The ever-evolving ad tech industry constantly offers new opportunities for growth and revenue optimization. At the same time, in a space full of buzzwords, definitions often start to blur in one’s mind. Today, we are tackling Post-Bid: find out what it is, how it works, what are the technology’s pros and cons and does it make sense to use it. If you are unsure of your understanding of header bidding and prebid, you might want to check our latest article about header bidding wrappers first.
So, What is Post Bidding?
Post-bid, post-bidding, or post-bidding are all terms used to describe the technology that lets the auction for an impression happen after the ad server has rejected all direct and exchange-based line items. The ad server has to first select the post-bid line item, in which case the winning line item’s creative is in fact a Prebid.js tag. Only after this does the actual auction among the demand sources take place. In contrast, with header bidding the opposite happens – the auction runs before the ad server has seen the impression.
How Does It Work?
First, the ad server receives an impression from the webpage. Then, it chooses the highest bid among direct-sold ads/sponsorships, exchanges, and post-bid line items. If a post-bid line item wins, then its creative content is served to the page. At the same time, this creative run a competition among the demand partners using prebid.js. The creative from the highest bidder is then displayed on that ad spot.

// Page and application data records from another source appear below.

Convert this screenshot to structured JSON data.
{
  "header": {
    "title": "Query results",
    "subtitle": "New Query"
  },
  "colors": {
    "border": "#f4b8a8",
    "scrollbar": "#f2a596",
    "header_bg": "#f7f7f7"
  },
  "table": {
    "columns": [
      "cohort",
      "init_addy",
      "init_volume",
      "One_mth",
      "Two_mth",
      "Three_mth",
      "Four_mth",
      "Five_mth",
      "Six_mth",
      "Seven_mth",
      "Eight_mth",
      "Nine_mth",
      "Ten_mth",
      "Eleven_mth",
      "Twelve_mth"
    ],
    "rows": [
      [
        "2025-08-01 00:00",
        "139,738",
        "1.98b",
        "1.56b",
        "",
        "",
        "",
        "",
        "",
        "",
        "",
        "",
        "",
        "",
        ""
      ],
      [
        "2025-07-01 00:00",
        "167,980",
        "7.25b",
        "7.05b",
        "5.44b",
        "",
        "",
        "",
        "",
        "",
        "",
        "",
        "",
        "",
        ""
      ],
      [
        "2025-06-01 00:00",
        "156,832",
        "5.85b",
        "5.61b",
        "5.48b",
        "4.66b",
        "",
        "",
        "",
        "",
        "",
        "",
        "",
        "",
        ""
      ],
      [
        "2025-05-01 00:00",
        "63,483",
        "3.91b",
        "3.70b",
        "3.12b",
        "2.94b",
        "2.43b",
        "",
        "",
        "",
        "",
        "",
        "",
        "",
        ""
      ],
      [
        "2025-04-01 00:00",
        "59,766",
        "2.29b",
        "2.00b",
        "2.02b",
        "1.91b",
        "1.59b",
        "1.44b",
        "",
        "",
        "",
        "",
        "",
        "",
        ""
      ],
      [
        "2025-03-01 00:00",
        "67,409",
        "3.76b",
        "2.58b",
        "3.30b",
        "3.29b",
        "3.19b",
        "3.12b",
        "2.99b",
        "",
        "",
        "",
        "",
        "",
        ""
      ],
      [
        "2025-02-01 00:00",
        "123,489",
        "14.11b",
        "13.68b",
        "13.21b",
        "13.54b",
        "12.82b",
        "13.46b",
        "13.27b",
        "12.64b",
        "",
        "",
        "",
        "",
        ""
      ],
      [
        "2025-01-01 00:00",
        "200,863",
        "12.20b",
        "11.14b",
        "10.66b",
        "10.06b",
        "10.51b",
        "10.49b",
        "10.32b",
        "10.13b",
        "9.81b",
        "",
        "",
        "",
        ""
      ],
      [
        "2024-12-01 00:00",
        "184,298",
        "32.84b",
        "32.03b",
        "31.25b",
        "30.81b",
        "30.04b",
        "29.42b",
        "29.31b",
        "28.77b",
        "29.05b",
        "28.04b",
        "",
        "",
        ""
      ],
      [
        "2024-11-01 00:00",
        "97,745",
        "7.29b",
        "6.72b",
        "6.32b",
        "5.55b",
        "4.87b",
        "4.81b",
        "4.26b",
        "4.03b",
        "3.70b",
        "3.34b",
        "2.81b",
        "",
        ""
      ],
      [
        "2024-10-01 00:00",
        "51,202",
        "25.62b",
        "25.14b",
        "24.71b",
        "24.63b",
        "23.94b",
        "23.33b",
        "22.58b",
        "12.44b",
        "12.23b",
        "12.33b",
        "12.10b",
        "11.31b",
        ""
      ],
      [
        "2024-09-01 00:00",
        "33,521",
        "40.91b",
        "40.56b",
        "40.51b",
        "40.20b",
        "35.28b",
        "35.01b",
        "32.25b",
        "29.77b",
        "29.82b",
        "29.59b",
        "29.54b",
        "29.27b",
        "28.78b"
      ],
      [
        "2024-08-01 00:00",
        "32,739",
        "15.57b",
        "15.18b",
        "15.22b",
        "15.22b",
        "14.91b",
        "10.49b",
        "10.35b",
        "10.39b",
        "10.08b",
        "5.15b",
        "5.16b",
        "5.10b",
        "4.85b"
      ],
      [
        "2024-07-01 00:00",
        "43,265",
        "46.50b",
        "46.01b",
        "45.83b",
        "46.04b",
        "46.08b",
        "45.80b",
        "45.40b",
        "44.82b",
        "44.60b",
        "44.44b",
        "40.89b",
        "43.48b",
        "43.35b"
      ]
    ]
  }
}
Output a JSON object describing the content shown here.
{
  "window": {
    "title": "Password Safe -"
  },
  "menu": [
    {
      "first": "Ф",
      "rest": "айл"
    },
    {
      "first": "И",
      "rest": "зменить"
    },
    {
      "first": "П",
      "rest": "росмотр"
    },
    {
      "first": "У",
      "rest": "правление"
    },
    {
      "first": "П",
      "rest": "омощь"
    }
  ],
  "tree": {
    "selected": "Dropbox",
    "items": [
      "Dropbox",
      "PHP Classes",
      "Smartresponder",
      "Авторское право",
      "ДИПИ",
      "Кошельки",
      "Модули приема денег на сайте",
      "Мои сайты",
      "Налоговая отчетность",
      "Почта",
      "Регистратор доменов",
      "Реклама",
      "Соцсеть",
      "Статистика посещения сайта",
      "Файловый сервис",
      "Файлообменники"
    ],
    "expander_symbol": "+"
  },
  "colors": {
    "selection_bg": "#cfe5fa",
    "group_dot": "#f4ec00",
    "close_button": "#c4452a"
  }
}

Low Technical Involvement
With post-bid, you wouldn’t need deep technical skills to set it up and run it. In fact, it is as simple as running a third-party tag on your ad spot. This is one of the main reasons many publishers give it a shot – it doesn’t require the engineering resources that are much needed for header bidding integration and optimization. Among other things, in order to get the best results, header bidding would require many more line items in the initial setup than post-bid, which further increases the workload and makes post-bidding a breeze in comparison.
Another advantage of post-bid, that publishers find attractive, is that it will display the ads with no added delays. Because the ad server gets the impression as soon as the page loads, there is practically no latency. It can in fact be a better solution than the standard waterfall setup in terms of speed, as all demand sources are called at the same time.
Revenue Uplift Is Not Comparable To Header Bidding
The post-bid line item has a fixed bid price (not real-time) that is based on historical data. Thus, it does not allow equal competition among header bidding demand partners and other types of demand. The lack of true dynamic allocation translates to lower revenue uplifts when compared to the gains from implementing header bidding.
Each Ad Unit Runs A Separate Post Bidding
There will be simultaneous auctions for every winning post-bid line item that is selected for the separate ad units on the page. This can lead to a browser overload as it will have to run the prebid.js code multiple times. However, the webpage content is normally already loaded, as the auction happens after the ad server has selected the line item.
The ad server line item report will only deliver aggregated information for post-bid demand sources. Therefore, publishers can only get detailed information about their inventory from third-party reporting.
So, Should You Give Post-Bid A Shot?
If you currently don’t have the ad ops resources to set up and optimize header bidding, then you should probably opt for post-bid. This will allow you to run a competition among header bidding demand sources (although not a real-time one, thus with limited effect), and improve your revenue to some extent. To avoid blanks in the case that no demand partner wins the impression, you have the option to optimize with a fallback, say to your AdSense account, or a house ad.
Alternatively, if you want to go for a higher revenue uplift without investing in more ad ops and dev, you can utilize header bidding’s advantages via a managed solution. Get in touch with us, if you would like to discuss the options for your website.